July 24 2014 Latest news:
by Imogen Blake
Friday, May 16, 2014
Labour has run Haringey Council almost continuously for half a century but at the western fringes of the borough Highgate ward has evaded the party’s grasp.
To protect Highgate from overdevelopment and to protect the feel of the village. To oppose any plans to put up council tax.
To work with the council to “get the basics right”.
To work with the Highgate Neighbourhood Forum and to protect Highgate’s green spaces. To freeze council tax for four more years. To take advantage of Haringey Labour’s pledge to invest £25million into improving pavements and roads, and £1m for more police on the streets.
To work closely with the Highgate Neighbourhood Forum to develop the neighbourhood plan. To protect the Highgate Bowl and green spaces.
To improve the safety of the school crossing in North Hill.
To improve local services and promote local shops.
To improve the quality of life for residents by tackling traffic and pollution in Archway Road. To push local campaigns to the top of Haringey’s agenda.
Three Liberal Democrats have represented the ward for the last 12 years and the party has held a significant lead over other parties at every election since they took the seats from the Conservatives in 2002.
This is in contrast to the borough-wide political landscape where Labour has a significant majority over the Lib Dems, with 34 councillors to their rivals’ 21.
But Liz Morris – who is hoping to fill one of the Haringey seats left by long-standing Lib Dem councillors Rachael Allison and Neil Williams after their decision to step down at this local election – insisted the party is not “complacent”.
“We won by a comfortable margin at the last election,” said the 46-year-old marketeer. “However, we don’t take that for granted.
“We are working exceptionally hard to keep Highgate Lib Dem. You can never be complacent in local politics,” added the mother-of-two, of Southwood Lane.
“Highgate is a super area but there are lots of things that need work here and lots of things that need to be changed and improved, which is what we want to do for the residents and businesses in Highgate.”
Ms Morris will stand on a Lib Dem ticket alongside 58-year-old Clive Carter, a long-time local campaigner who works in desktop publishing, and Cllr Bob Hare, 63, who has served Highgate for 12 years.
The loss of councillors Allison and Williams after six and 12 years respectively – on top of a national ebb of support for the Lib Dems – could lead to a shake-up of political colours.
The other three main parties have all targeted Highgate ward, door-stepping homes every weekend in a bid to win residents’ votes.
Haringey Conservatives see Highgate as rightfully theirs, having held total control between 1986 and 1998.

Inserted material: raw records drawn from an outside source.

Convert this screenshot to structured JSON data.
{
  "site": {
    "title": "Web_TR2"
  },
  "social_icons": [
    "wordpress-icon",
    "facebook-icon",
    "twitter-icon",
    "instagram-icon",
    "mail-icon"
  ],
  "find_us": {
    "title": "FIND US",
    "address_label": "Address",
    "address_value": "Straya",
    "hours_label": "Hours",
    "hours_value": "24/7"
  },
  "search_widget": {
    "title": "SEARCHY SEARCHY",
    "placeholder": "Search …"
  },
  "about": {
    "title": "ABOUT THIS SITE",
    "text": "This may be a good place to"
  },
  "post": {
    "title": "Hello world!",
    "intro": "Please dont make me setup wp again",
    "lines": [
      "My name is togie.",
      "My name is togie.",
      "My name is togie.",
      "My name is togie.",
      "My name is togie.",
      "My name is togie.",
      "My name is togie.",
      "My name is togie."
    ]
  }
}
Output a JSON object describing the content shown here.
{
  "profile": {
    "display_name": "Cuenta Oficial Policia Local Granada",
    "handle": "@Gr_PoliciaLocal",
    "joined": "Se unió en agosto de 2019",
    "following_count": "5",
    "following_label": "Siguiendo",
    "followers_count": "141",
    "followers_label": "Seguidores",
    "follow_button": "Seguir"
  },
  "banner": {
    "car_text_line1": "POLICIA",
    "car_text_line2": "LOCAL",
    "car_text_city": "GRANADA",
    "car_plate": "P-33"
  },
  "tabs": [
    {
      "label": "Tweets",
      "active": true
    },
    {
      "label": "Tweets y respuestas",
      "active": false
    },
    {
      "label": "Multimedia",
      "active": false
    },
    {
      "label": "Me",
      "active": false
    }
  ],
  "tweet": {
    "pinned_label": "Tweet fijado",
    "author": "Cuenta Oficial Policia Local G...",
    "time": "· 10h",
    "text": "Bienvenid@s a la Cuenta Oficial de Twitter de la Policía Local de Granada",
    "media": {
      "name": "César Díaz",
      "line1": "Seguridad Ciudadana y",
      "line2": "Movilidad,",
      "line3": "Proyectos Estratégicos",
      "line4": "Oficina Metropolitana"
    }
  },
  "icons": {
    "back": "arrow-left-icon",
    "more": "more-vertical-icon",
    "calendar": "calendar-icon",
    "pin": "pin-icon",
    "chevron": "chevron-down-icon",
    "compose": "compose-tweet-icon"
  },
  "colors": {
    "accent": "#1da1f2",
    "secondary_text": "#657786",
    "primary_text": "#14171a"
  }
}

Candidate Kay Carter believes 2014 could be the year the Tories take back seats.
“I think that Highgate residents feel let down by Haringey Council,” said the 41-year-old, who works for a Haringey community group for people with learning disabilities.
“I think when we are speaking to people on the doorstep, we are noticing a warming to the Conservatives and people have said ‘actually this year I’m going to vote Conservative’.

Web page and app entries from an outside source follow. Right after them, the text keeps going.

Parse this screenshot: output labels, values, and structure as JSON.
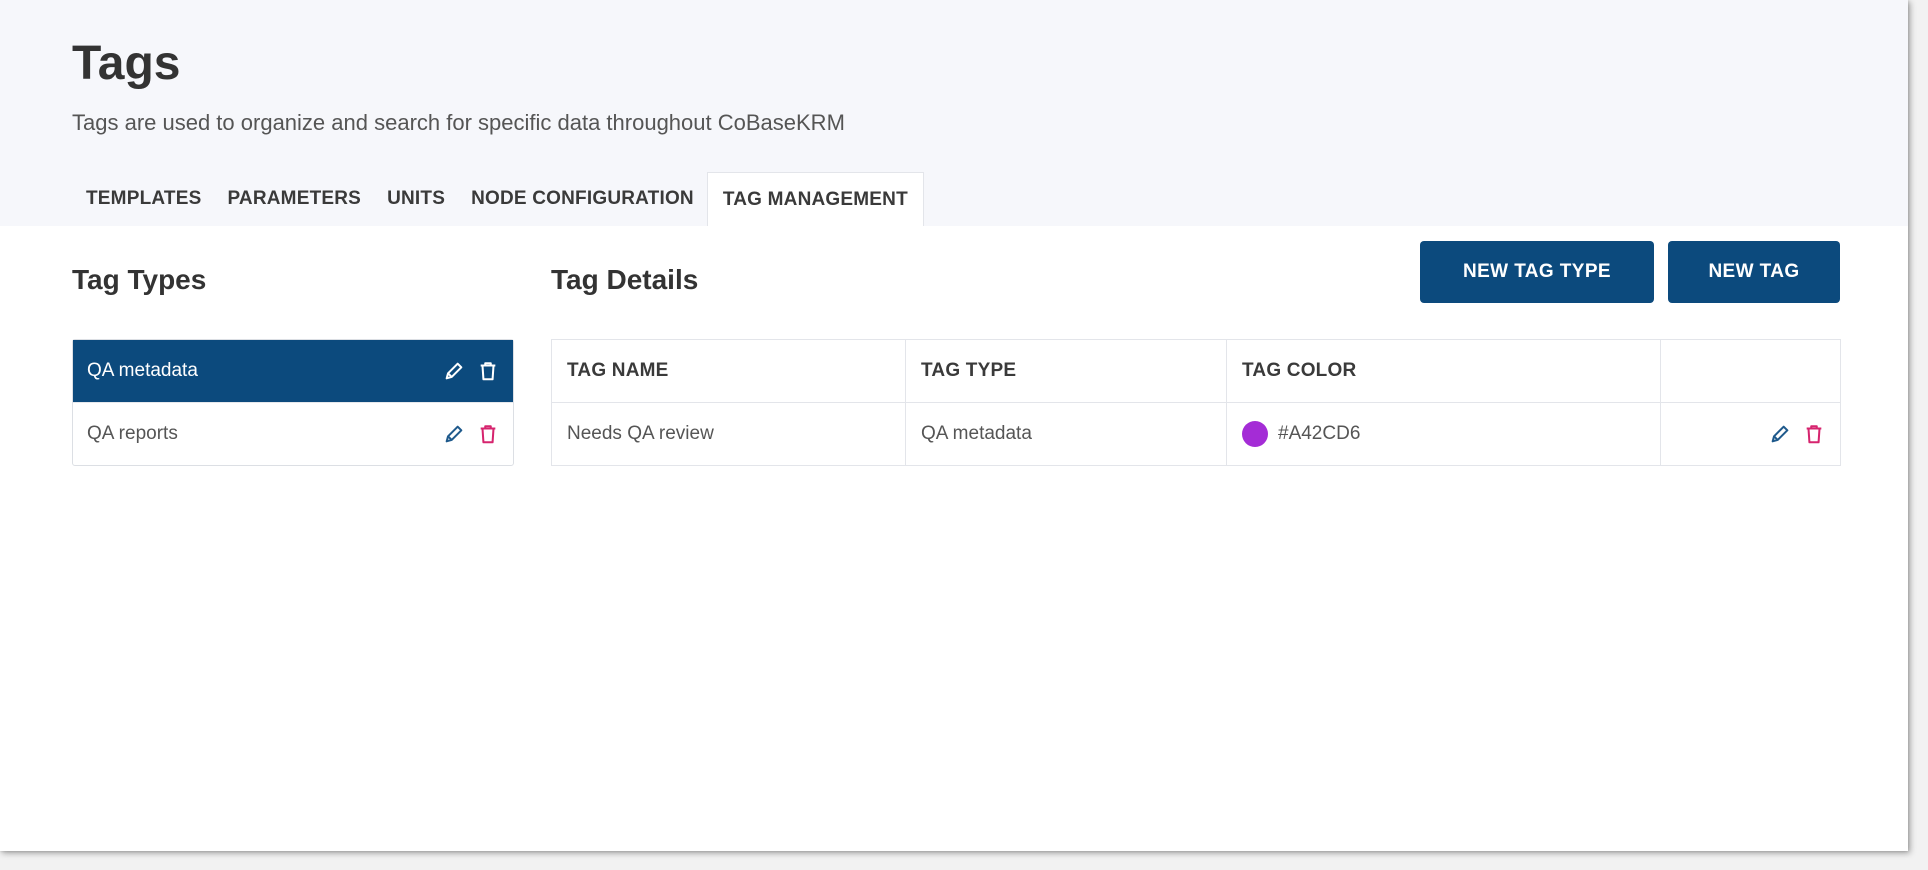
{
  "header": {
    "title": "Tags",
    "subtitle": "Tags are used to organize and search for specific data throughout CoBaseKRM"
  },
  "tabs": [
    {
      "label": "TEMPLATES",
      "active": false
    },
    {
      "label": "PARAMETERS",
      "active": false
    },
    {
      "label": "UNITS",
      "active": false
    },
    {
      "label": "NODE CONFIGURATION",
      "active": false
    },
    {
      "label": "TAG MANAGEMENT",
      "active": true
    }
  ],
  "tag_types": {
    "title": "Tag Types",
    "items": [
      {
        "label": "QA metadata",
        "selected": true,
        "icons": [
          "pencil-icon",
          "trash-icon"
        ]
      },
      {
        "label": "QA reports",
        "selected": false,
        "icons": [
          "pencil-icon",
          "trash-icon"
        ]
      }
    ]
  },
  "tag_details": {
    "title": "Tag Details",
    "buttons": {
      "new_tag_type": "NEW TAG TYPE",
      "new_tag": "NEW TAG"
    },
    "columns": [
      "TAG NAME",
      "TAG TYPE",
      "TAG COLOR",
      ""
    ],
    "rows": [
      {
        "name": "Needs QA review",
        "type": "QA metadata",
        "color": "#A42CD6",
        "icons": [
          "pencil-icon",
          "trash-icon"
        ]
      }
    ]
  },
  "colors": {
    "primary": "#0c4a7d",
    "edit_icon": "#1f5a8c",
    "delete_icon": "#d6246e",
    "header_bg": "#f6f7fb"
  }
}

“We have put a lot of effort into finding out what residents think and have campaigned for the Hillcrest estate and about the school crossing [in North Hill].”

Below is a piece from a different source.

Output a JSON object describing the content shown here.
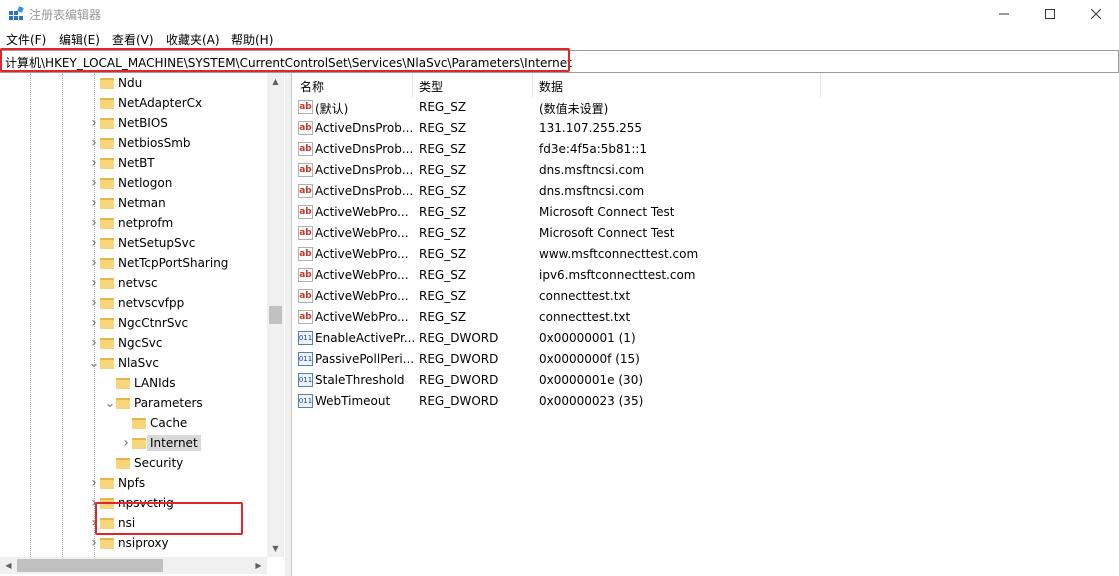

The mother-of-two, of Grosvenor Road, Muswell Hill, will be joined by 32-year-old software developer Antony Denyer and 28-year-old Celia Surtees, a policy adviser, in trying to win votes.
However, it seems the Tories have been slightly unnerved by Labour’s campaign for all three Highgate seats, with chairman of Hornsey and Wood Green Conservatives, Peter Forrest, writing to residents in March.
In his letter, he said: “Highgate has historically been a Conservative ward and Labour has never won here.
“Don’t wake up on May 23 to find this nightmare has become an awful reality.”
Labour may never have had a councillor elected in Highgate but first-time candidate John Woolf, 25, looks across the border to the Camden side of Highgate for proof of the party’s success in the area.
“We have two Labour representatives there, and with the Lib Dems nose-diving nationally, we are not complacent but we feel quietly confident,” said the PhD researcher, of Hornsey Lane.
“We are in a good position to represent the people of Highgate. There are a lot of things that people in Highgate care about, from recycling to pavements, but I think what people really want is a voice representing their issues and concerns on the council.
“Highgate is very much my home. We want to make sure that we have a strong representative to stand up for people across Haringey and in Highgate.”
Labour is not the only party hoping to cause an upset in Highgate.
The Greens, who currently have one councillor in Camden’s Highgate ward, have said the party could see its first Haringey councillors elected in Highgate next week.
Noel Lynch, 67, who runs The Green Room curiosity shop in Archway Road and is hoping to be elected in Highgate on a Green ticket, said support has been rapidly growing for the party in the west of the borough.
“In the 2012 Greater London Assembly elections, the Greens beat the Lib Dems in Highgate,” said the chairman of the London Green Party, who lives in Friern Park, North Finchley.
“Highgate is our secondary target seat – our main target seat is Ally Pally.
“I think it’s going to be a four-way split.”